A large scale archaeological excavation was commenced in 1989, as part of the “Mamilla Project”, an urban re-development project carried out in the area to the west of Jaffa Gate, Jerusalem, Israel (Fig. 2). During the course of the first (1989) season, several complexes of buildings dating from the Late Byzantine and Early Ummayad periods were discovered. These buildings were part of the extra-mural quarters of Jerusalem at the time, and for the most part, were industrial and mercantile in nature.

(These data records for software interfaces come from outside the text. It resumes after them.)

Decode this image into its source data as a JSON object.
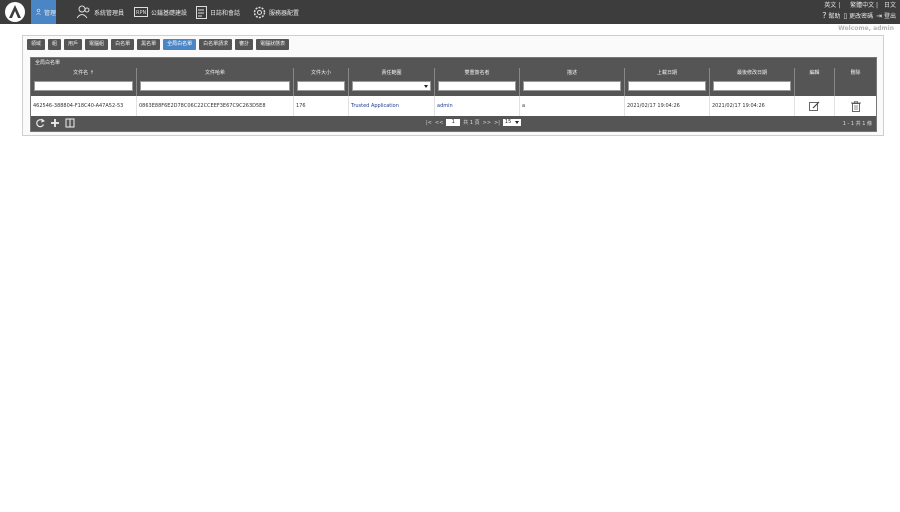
{
  "topbar": {
    "nav": [
      {
        "label": "管理",
        "icon": "user-gear-icon"
      },
      {
        "label": "系統管理員",
        "icon": "users-icon"
      },
      {
        "label": "公鑰基礎建設",
        "icon": "pki-icon"
      },
      {
        "label": "日誌和會話",
        "icon": "log-icon"
      },
      {
        "label": "服務器配置",
        "icon": "gear-icon"
      }
    ],
    "languages": [
      "英文",
      "繁體中文",
      "日文"
    ],
    "actions": [
      {
        "label": "幫助",
        "icon": "help-icon"
      },
      {
        "label": "更改密碼",
        "icon": "phone-icon"
      },
      {
        "label": "登出",
        "icon": "logout-icon"
      }
    ],
    "welcome": "Welcome, admin"
  },
  "tabs": [
    {
      "label": "領域"
    },
    {
      "label": "組"
    },
    {
      "label": "用戶"
    },
    {
      "label": "電腦組"
    },
    {
      "label": "白名單"
    },
    {
      "label": "黑名單"
    },
    {
      "label": "全局白名單",
      "active": true
    },
    {
      "label": "白名單請求"
    },
    {
      "label": "審計"
    },
    {
      "label": "電腦狀態表"
    }
  ],
  "grid": {
    "title": "全局白名單",
    "columns": [
      "文件名 ↑",
      "文件哈希",
      "文件大小",
      "責任範圍",
      "雙重簽名者",
      "描述",
      "上載日期",
      "最後修改日期",
      "編輯",
      "刪除"
    ],
    "row": {
      "filename": "462546-388804-F18C40-A47A52-53",
      "hash": "0863E88F6E2D78C06C22CCEEF3E67C9C263D5E8",
      "size": "176",
      "scope": "Trusted Application",
      "signer": "admin",
      "description": "a",
      "uploaded": "2021/02/17 19:04:26",
      "modified": "2021/02/17 19:04:26"
    },
    "pager": {
      "first": "|<",
      "prev": "<<",
      "page": "1",
      "of_text": "共 1 頁",
      "next": ">>",
      "last": ">|",
      "page_size": "15",
      "summary": "1 - 1 共 1 條"
    }
  }
}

In area A2 of the excavations (Fig. 3), a row of shops was discovered. Of particular interest was the shop comprised of rooms L164 and L153, which contained several different types of installations, including what appeared to be washing basins and a bread-oven (Pl. XXXV (a)). In this shop a large collection of diverse finds was discovered, including a sizeable amount of local and imported pottery, coins, glass and additional small finds. This assemblage was securely dated to the mid-seventh century CE, i.e. the terminal Byzantine period and the incipient stages of the Ummayad dynasty.